Managing Director of CBRE Thailand
Special to The Nation
Thailand will soon become an aged society with more than 20 per cent of the population estimated to reach 60 years old by 2022. Though we are still at the beginning of our journey, other developed countries have already established this industry and have learned what works for them and what doesn’t. Cultural differences will impact the way that each nation cares for the elderly and each nation will create a model slightly different from the each other.
In markets with established senior living developments, there are three primary categories which are Active / Independent Senior, Assisted Living, and Nursing Home Care. The various types will cater to different stages of life and the needs associated with those stages. Active adult residences are generally more like regular apartments with extra attention given to accessibility and on-site staff available to help in the event it is needed while nursing homes are for later years in life when more comprehensive and intensive care is needed to carry out regular daily activities.
Developments catering to expat retired seniors are plentiful and are mostly in the form of resort-style properties found in locations such as Pattaya, Phuket, Hua Hin, Bangkok, and Chiang Mai. Generally, these properties only cater to active seniors that can manage their day-to-day lives without any special personal assistance. On the other hand, for the Thai population, the senior living facilities are far and few between. The few existing schemes include assisted living and nursing homes. The most famous active senior homes that exist for Thais are generally for the lower end market. There are currently no selections of Active Senior Living developments for the middle to upper end of the market.
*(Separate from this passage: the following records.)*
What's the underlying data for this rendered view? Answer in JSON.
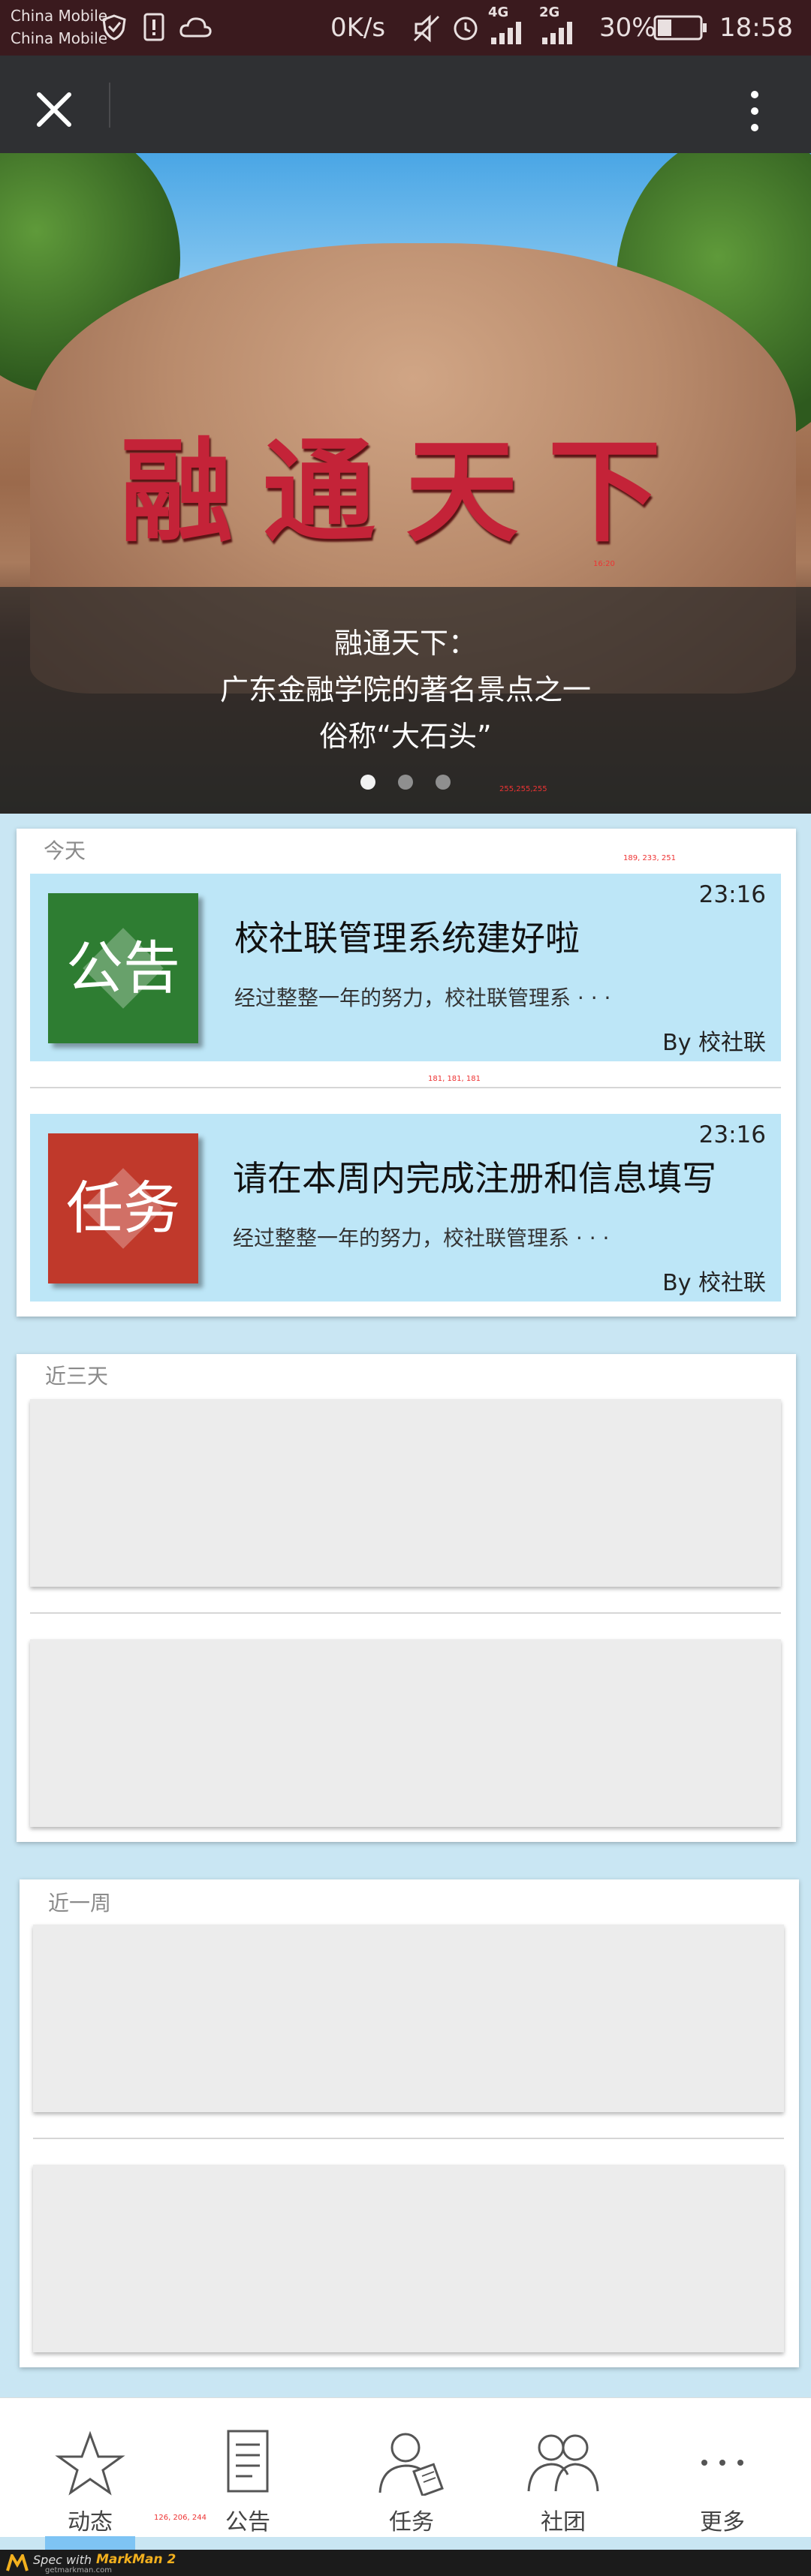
{
  "status_bar": {
    "carrier_1": "China Mobile",
    "carrier_2": "China Mobile",
    "net_speed": "0K/s",
    "network_1": "4G",
    "network_2": "2G",
    "battery": "30%",
    "time": "18:58"
  },
  "top_bar": {
    "close_icon": "close-icon",
    "more_icon": "more-vertical-icon"
  },
  "banner": {
    "carved_text": "融通天下",
    "caption_line_1": "融通天下：",
    "caption_line_2": "广东金融学院的著名景点之一",
    "caption_line_3": "俗称“大石头”",
    "dots": 3,
    "active_dot": 0,
    "annotation_1": "16:20",
    "annotation_2": "255,255,255"
  },
  "sections": {
    "today_label": "今天",
    "recent3_label": "近三天",
    "week_label": "近一周"
  },
  "messages": [
    {
      "icon_text": "公告",
      "icon_color": "#2e7d32",
      "title": "校社联管理系统建好啦",
      "time": "23:16",
      "snippet": "经过整整一年的努力，校社联管理系 · · ·",
      "author": "By 校社联"
    },
    {
      "icon_text": "任务",
      "icon_color": "#c0392b",
      "title": "请在本周内完成注册和信息填写",
      "time": "23:16",
      "snippet": "经过整整一年的努力，校社联管理系 · · ·",
      "author": "By 校社联"
    }
  ],
  "annotations": {
    "card_color": "189, 233, 251",
    "divider_color": "181, 181, 181",
    "nav_active_color": "126, 206, 244"
  },
  "bottom_nav": [
    {
      "label": "动态",
      "icon": "star-icon"
    },
    {
      "label": "公告",
      "icon": "document-icon"
    },
    {
      "label": "任务",
      "icon": "user-task-icon"
    },
    {
      "label": "社团",
      "icon": "group-icon"
    },
    {
      "label": "更多",
      "icon": "more-dots-icon"
    }
  ],
  "footer": {
    "spec_text": "Spec with",
    "brand": "MarkMan 2",
    "site": "getmarkman.com"
  },
  "colors": {
    "status_bar_bg": "#3a1a1e",
    "top_bar_bg": "#2f3033",
    "card_bg": "#bde6f7",
    "nav_accent": "#7ec4f4"
  }
}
CBRE believes that Thai culture may be a limiting factor for the senior living developments as most Thai elders prefer to live with their families. However, this may change in the future due to decreasing birth rates and children’s migration to urban centers in search for work. The result is that there is going to be an increase of seniors that either have no children to look after them or who’s children are not capable of looking after their parent’s due to work and life requirements. Even today around 50 per cent of seniors do not live in the same town as their children and approximately 16 per cent have no living children at all. For now, senior living developments
is not a market that many developers have not tapped due to the complication of implementation; however, as the general housing market eventually peaks, senior housing needs may grow out of a niche and into a mainstream market big enough that some pioneering developers will create solutions for implementation.
It is a matter of defining the balance between Thai cultural tradition and a housing model that will serve the needs of a generation of seniors with no children to depend on. We do not believe models which work in the West copied in Thailand would necessarily be appropriate solutions for Thai culture, especially for the upper end of the market. But we do believe that individuals reaching senior age, with no one to depend on, will begin looking for a place with a community that they can feel safe in and cared for.